◆ What the exercise asks: Print all the data below exactly, without images.

----

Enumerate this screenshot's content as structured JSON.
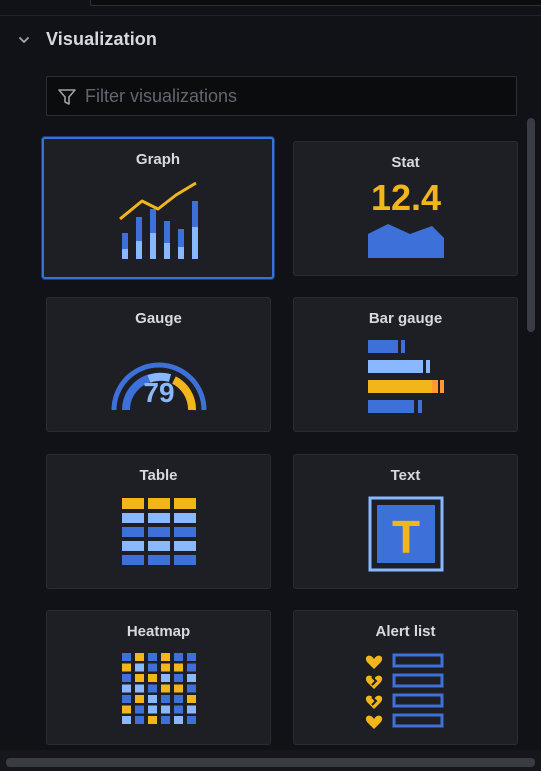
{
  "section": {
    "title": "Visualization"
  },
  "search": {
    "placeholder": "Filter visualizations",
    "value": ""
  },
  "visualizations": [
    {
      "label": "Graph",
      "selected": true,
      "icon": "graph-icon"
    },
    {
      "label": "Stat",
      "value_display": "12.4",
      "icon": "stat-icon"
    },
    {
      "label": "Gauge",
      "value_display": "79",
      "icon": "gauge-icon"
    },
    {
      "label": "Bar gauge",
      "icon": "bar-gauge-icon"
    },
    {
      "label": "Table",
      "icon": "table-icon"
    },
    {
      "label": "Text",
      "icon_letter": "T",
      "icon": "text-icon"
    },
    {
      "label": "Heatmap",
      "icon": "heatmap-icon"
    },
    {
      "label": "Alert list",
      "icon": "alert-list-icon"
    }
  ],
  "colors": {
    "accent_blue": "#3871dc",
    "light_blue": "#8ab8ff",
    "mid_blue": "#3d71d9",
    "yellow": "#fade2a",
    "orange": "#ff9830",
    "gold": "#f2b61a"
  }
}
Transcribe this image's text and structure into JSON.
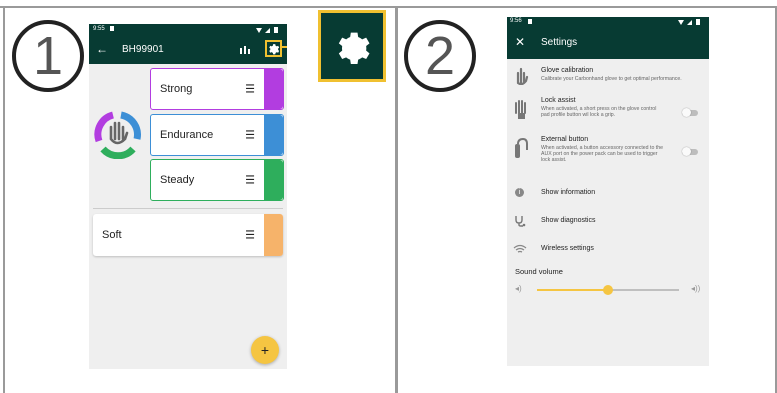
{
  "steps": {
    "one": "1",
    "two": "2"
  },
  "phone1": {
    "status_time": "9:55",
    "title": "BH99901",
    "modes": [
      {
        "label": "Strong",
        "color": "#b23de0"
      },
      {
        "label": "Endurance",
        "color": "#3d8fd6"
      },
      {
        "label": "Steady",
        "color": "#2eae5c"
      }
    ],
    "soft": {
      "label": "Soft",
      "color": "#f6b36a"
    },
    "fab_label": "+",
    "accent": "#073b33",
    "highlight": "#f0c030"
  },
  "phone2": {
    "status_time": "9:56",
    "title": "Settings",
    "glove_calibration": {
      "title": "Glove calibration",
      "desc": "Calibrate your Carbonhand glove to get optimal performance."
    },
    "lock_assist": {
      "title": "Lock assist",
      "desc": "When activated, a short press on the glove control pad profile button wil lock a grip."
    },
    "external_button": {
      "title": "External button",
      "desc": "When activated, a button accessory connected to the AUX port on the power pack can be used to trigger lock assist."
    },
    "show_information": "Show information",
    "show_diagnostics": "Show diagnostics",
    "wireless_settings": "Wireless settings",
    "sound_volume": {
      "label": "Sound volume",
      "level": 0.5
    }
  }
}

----

◆ Task result:
Enumerate this screenshot's content as structured JSON.
{
  "section": {
    "title": "Visualization"
  },
  "search": {
    "placeholder": "Filter visualizations",
    "value": ""
  },
  "visualizations": [
    {
      "label": "Graph",
      "selected": true,
      "icon": "graph-icon"
    },
    {
      "label": "Stat",
      "value_display": "12.4",
      "icon": "stat-icon"
    },
    {
      "label": "Gauge",
      "value_display": "79",
      "icon": "gauge-icon"
    },
    {
      "label": "Bar gauge",
      "icon": "bar-gauge-icon"
    },
    {
      "label": "Table",
      "icon": "table-icon"
    },
    {
      "label": "Text",
      "icon_letter": "T",
      "icon": "text-icon"
    },
    {
      "label": "Heatmap",
      "icon": "heatmap-icon"
    },
    {
      "label": "Alert list",
      "icon": "alert-list-icon"
    }
  ],
  "colors": {
    "accent_blue": "#3871dc",
    "light_blue": "#8ab8ff",
    "mid_blue": "#3d71d9",
    "yellow": "#fade2a",
    "orange": "#ff9830",
    "gold": "#f2b61a"
  }
}
Transcribe this image's text and structure into JSON.
{
  "steps": {
    "one": "1",
    "two": "2"
  },
  "phone1": {
    "status_time": "9:55",
    "title": "BH99901",
    "modes": [
      {
        "label": "Strong",
        "color": "#b23de0"
      },
      {
        "label": "Endurance",
        "color": "#3d8fd6"
      },
      {
        "label": "Steady",
        "color": "#2eae5c"
      }
    ],
    "soft": {
      "label": "Soft",
      "color": "#f6b36a"
    },
    "fab_label": "+",
    "accent": "#073b33",
    "highlight": "#f0c030"
  },
  "phone2": {
    "status_time": "9:56",
    "title": "Settings",
    "glove_calibration": {
      "title": "Glove calibration",
      "desc": "Calibrate your Carbonhand glove to get optimal performance."
    },
    "lock_assist": {
      "title": "Lock assist",
      "desc": "When activated, a short press on the glove control pad profile button wil lock a grip."
    },
    "external_button": {
      "title": "External button",
      "desc": "When activated, a button accessory connected to the AUX port on the power pack can be used to trigger lock assist."
    },
    "show_information": "Show information",
    "show_diagnostics": "Show diagnostics",
    "wireless_settings": "Wireless settings",
    "sound_volume": {
      "label": "Sound volume",
      "level": 0.5
    }
  }
}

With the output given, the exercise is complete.